Each line that includes the word "erbjuder" should be copied from the records.

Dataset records
================

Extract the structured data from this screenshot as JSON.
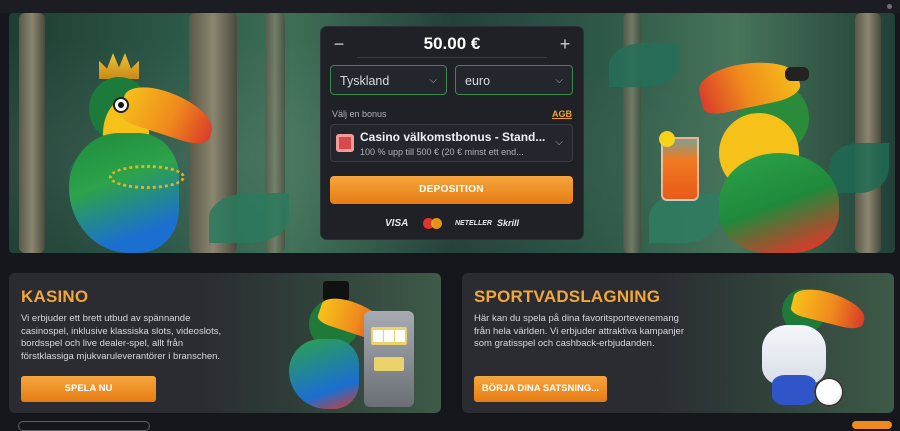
{
  "deposit": {
    "minus": "−",
    "plus": "+",
    "amount": "50.00 €",
    "country": "Tyskland",
    "currency": "euro",
    "bonus_label": "Välj en bonus",
    "agb": "AGB",
    "bonus_title": "Casino välkomstbonus - Stand...",
    "bonus_subtitle": "100 % upp till 500 € (20 € minst ett end...",
    "deposit_button": "DEPOSITION",
    "payments": [
      "VISA",
      "mastercard",
      "NETELLER",
      "Skrill"
    ]
  },
  "cards": {
    "kasino": {
      "title": "KASINO",
      "text": "Vi erbjuder ett brett utbud av spännande casinospel, inklusive klassiska slots, videoslots, bordsspel och live dealer-spel, allt från förstklassiga mjukvaruleverantörer i branschen.",
      "button": "SPELA NU"
    },
    "sport": {
      "title": "SPORTVADSLAGNING",
      "text": "Här kan du spela på dina favoritsportevenemang från hela världen. Vi erbjuder attraktiva kampanjer som gratisspel och cashback-erbjudanden.",
      "button": "BÖRJA DINA SATSNING..."
    }
  },
  "icons": {
    "chevron": "chevron-down-icon",
    "gift": "gift-icon"
  },
  "colors": {
    "accent": "#f08a1c",
    "title_orange": "#f3a63a",
    "panel_bg": "#1f2127",
    "select_border": "#3a8a4c"
  }
}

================

Task solution:
      "text": "Vi erbjuder ett brett utbud av spännande casinospel, inklusive klassiska slots, videoslots, bordsspel och live dealer-spel, allt från förstklassiga mjukvaruleverantörer i branschen.",
      "text": "Här kan du spela på dina favoritsportevenemang från hela världen. Vi erbjuder attraktiva kampanjer som gratisspel och cashback-erbjudanden.",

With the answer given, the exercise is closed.